EXERCISE REQUIREMENTS:
Your answer must be an exact copy of the data below, minus any pictures.

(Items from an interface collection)
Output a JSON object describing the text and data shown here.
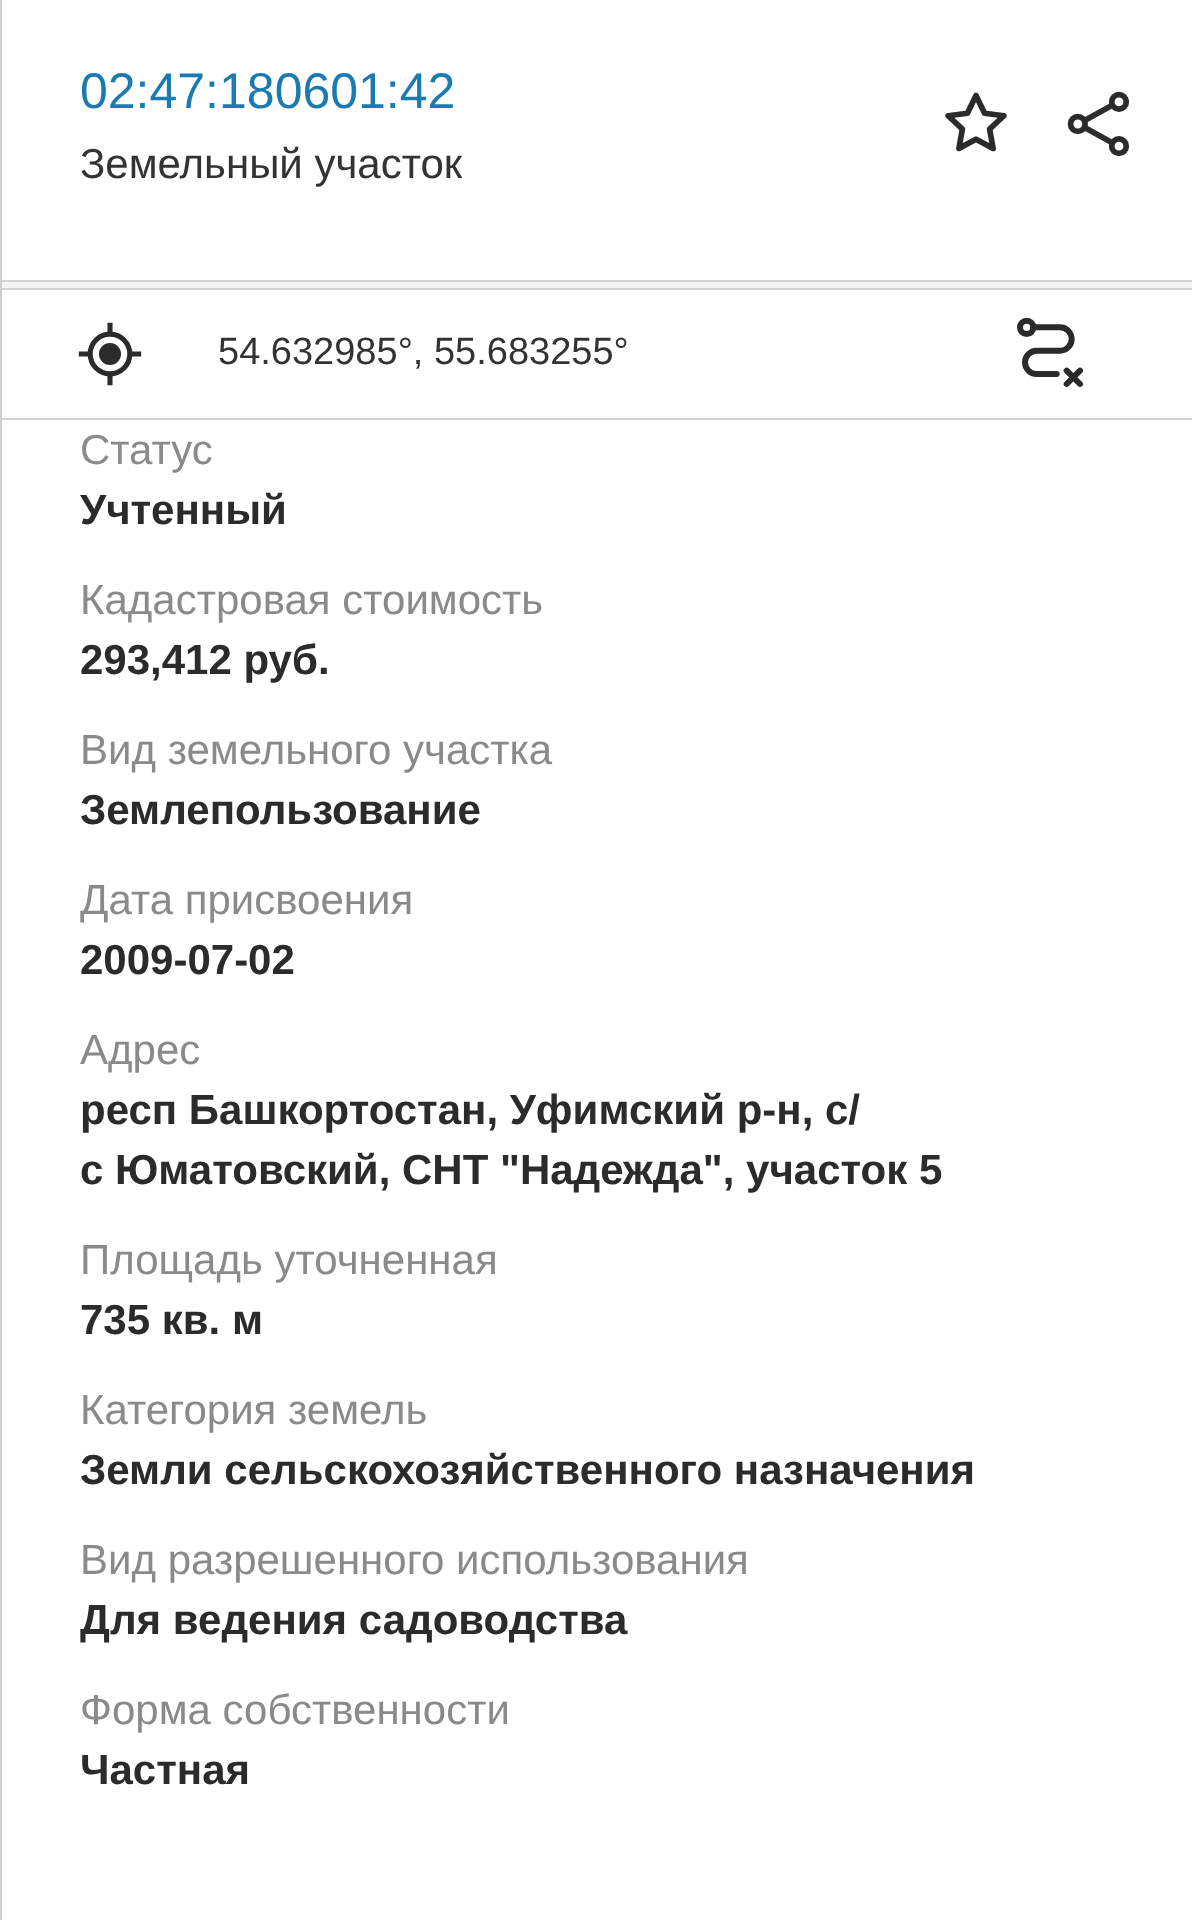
{
  "header": {
    "cadastral_number": "02:47:180601:42",
    "type": "Земельный участок"
  },
  "coordinates": {
    "text": "54.632985°, 55.683255°"
  },
  "fields": [
    {
      "label": "Статус",
      "value_lines": [
        "Учтенный"
      ]
    },
    {
      "label": "Кадастровая стоимость",
      "value_lines": [
        "293,412 руб."
      ]
    },
    {
      "label": "Вид земельного участка",
      "value_lines": [
        "Землепользование"
      ]
    },
    {
      "label": "Дата присвоения",
      "value_lines": [
        "2009-07-02"
      ]
    },
    {
      "label": "Адрес",
      "value_lines": [
        "респ Башкортостан, Уфимский р-н, с/",
        "с Юматовский, СНТ \"Надежда\", участок 5"
      ]
    },
    {
      "label": "Площадь уточненная",
      "value_lines": [
        "735 кв. м"
      ]
    },
    {
      "label": "Категория земель",
      "value_lines": [
        "Земли сельскохозяйственного назначения"
      ]
    },
    {
      "label": "Вид разрешенного использования",
      "value_lines": [
        "Для ведения садоводства"
      ]
    },
    {
      "label": "Форма собственности",
      "value_lines": [
        "Частная"
      ]
    }
  ]
}
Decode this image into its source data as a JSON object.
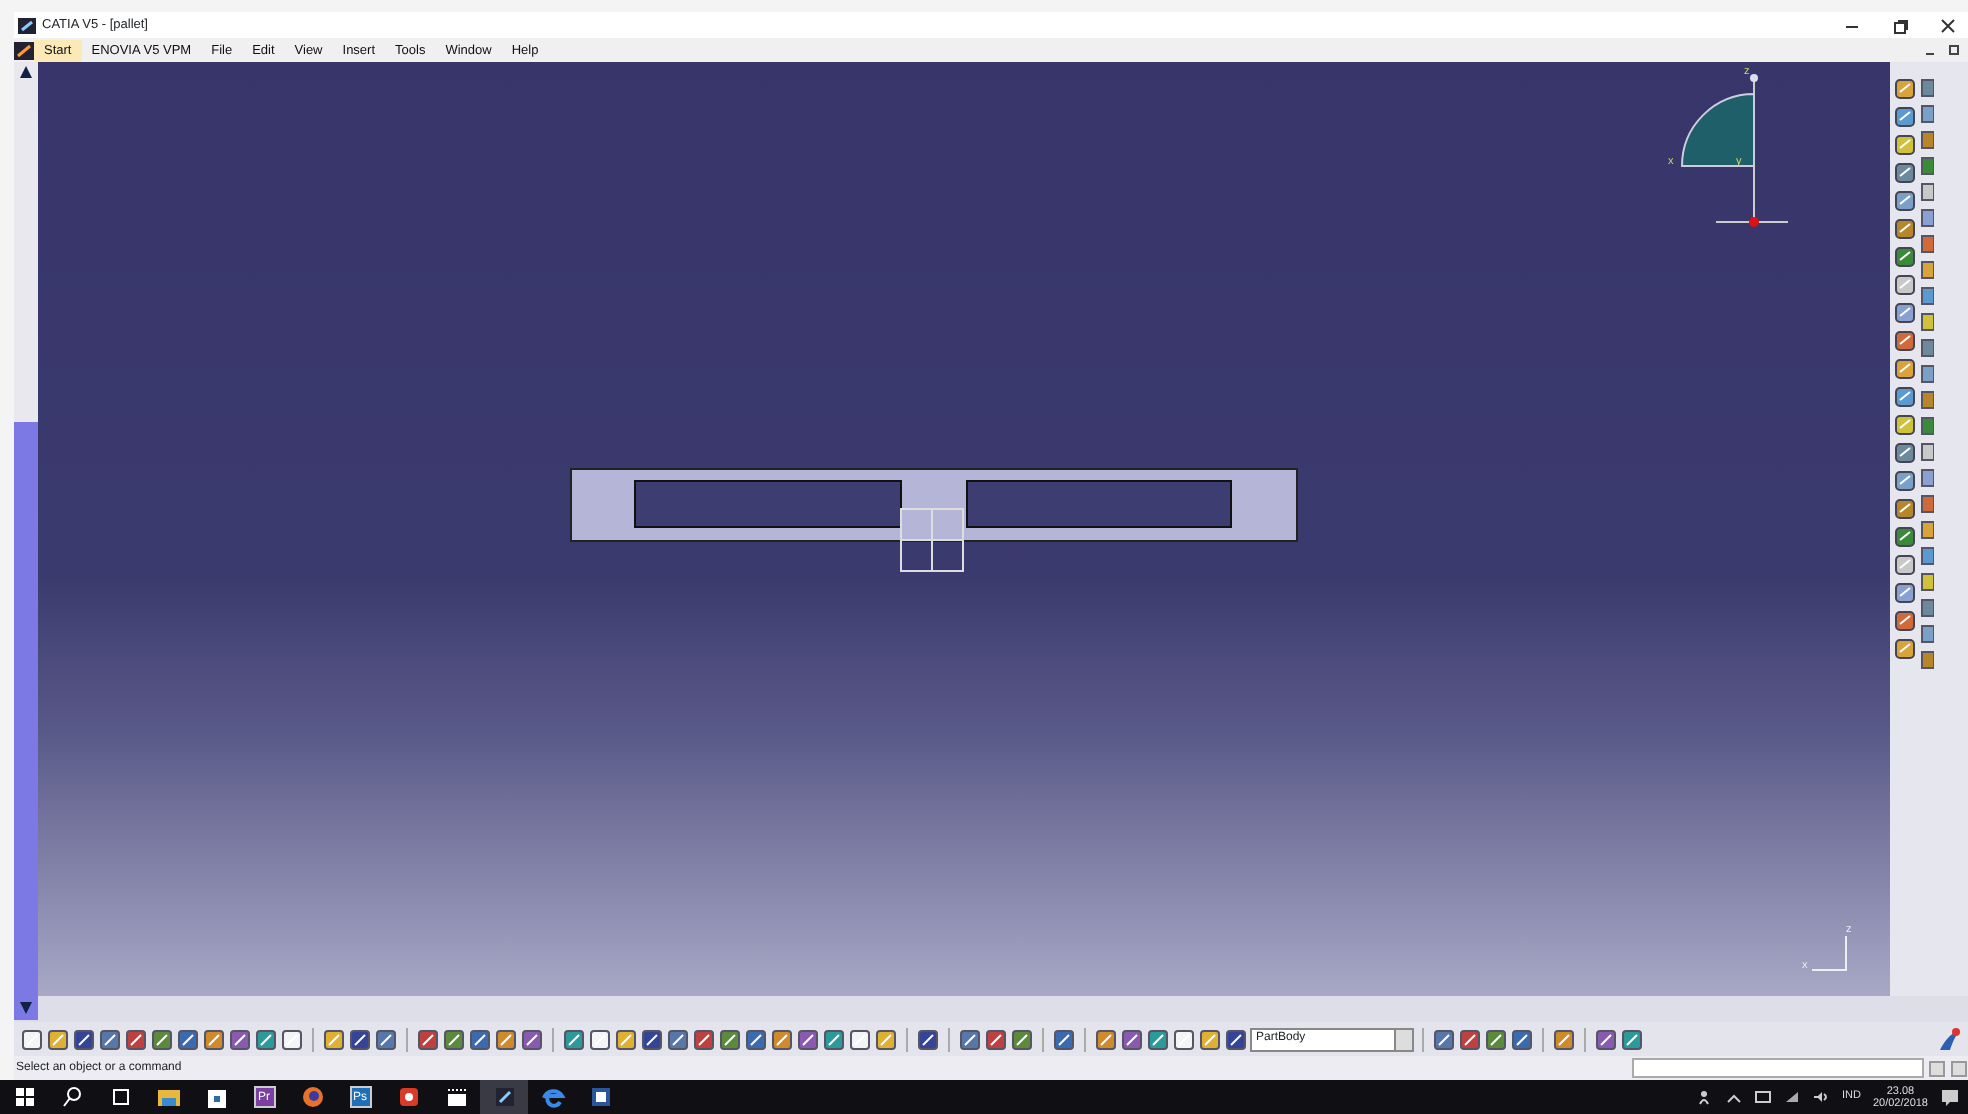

TASK ANSWER:
Output a JSON object describing the text and data shown here.
{
  "header": {
    "cadastral_number": "02:47:180601:42",
    "type": "Земельный участок"
  },
  "coordinates": {
    "text": "54.632985°, 55.683255°"
  },
  "fields": [
    {
      "label": "Статус",
      "value_lines": [
        "Учтенный"
      ]
    },
    {
      "label": "Кадастровая стоимость",
      "value_lines": [
        "293,412 руб."
      ]
    },
    {
      "label": "Вид земельного участка",
      "value_lines": [
        "Землепользование"
      ]
    },
    {
      "label": "Дата присвоения",
      "value_lines": [
        "2009-07-02"
      ]
    },
    {
      "label": "Адрес",
      "value_lines": [
        "респ Башкортостан, Уфимский р-н, с/",
        "с Юматовский, СНТ \"Надежда\", участок 5"
      ]
    },
    {
      "label": "Площадь уточненная",
      "value_lines": [
        "735 кв. м"
      ]
    },
    {
      "label": "Категория земель",
      "value_lines": [
        "Земли сельскохозяйственного назначения"
      ]
    },
    {
      "label": "Вид разрешенного использования",
      "value_lines": [
        "Для ведения садоводства"
      ]
    },
    {
      "label": "Форма собственности",
      "value_lines": [
        "Частная"
      ]
    }
  ]
}
Decode this image into its source data as a JSON object.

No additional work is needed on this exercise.